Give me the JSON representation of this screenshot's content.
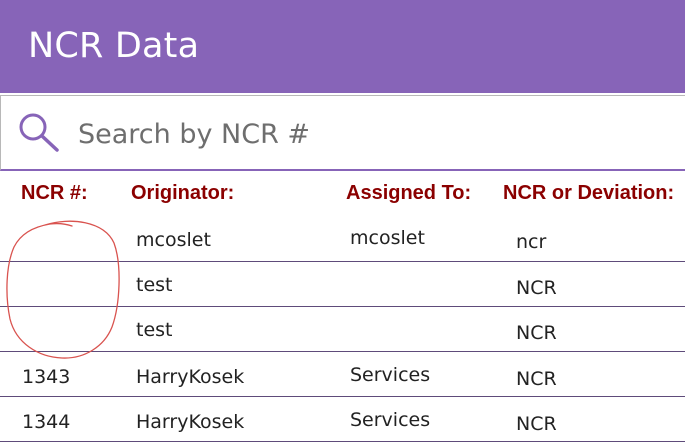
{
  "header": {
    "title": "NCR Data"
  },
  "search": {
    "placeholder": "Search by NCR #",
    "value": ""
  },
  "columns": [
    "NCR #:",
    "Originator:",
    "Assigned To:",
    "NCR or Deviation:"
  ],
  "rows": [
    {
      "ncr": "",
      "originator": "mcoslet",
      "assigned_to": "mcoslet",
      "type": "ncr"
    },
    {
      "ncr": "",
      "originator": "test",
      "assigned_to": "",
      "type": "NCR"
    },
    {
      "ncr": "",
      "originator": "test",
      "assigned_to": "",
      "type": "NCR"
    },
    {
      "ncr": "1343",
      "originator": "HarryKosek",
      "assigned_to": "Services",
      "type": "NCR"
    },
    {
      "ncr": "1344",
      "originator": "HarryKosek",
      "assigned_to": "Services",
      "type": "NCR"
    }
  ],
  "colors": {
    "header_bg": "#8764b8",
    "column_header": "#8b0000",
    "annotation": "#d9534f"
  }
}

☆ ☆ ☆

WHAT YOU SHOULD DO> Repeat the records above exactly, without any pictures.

TASK RESPONSE>
Give me the JSON representation of this screenshot's content.
{
  "header": {
    "title": "NCR Data"
  },
  "search": {
    "placeholder": "Search by NCR #",
    "value": ""
  },
  "columns": [
    "NCR #:",
    "Originator:",
    "Assigned To:",
    "NCR or Deviation:"
  ],
  "rows": [
    {
      "ncr": "",
      "originator": "mcoslet",
      "assigned_to": "mcoslet",
      "type": "ncr"
    },
    {
      "ncr": "",
      "originator": "test",
      "assigned_to": "",
      "type": "NCR"
    },
    {
      "ncr": "",
      "originator": "test",
      "assigned_to": "",
      "type": "NCR"
    },
    {
      "ncr": "1343",
      "originator": "HarryKosek",
      "assigned_to": "Services",
      "type": "NCR"
    },
    {
      "ncr": "1344",
      "originator": "HarryKosek",
      "assigned_to": "Services",
      "type": "NCR"
    }
  ],
  "colors": {
    "header_bg": "#8764b8",
    "column_header": "#8b0000",
    "annotation": "#d9534f"
  }
}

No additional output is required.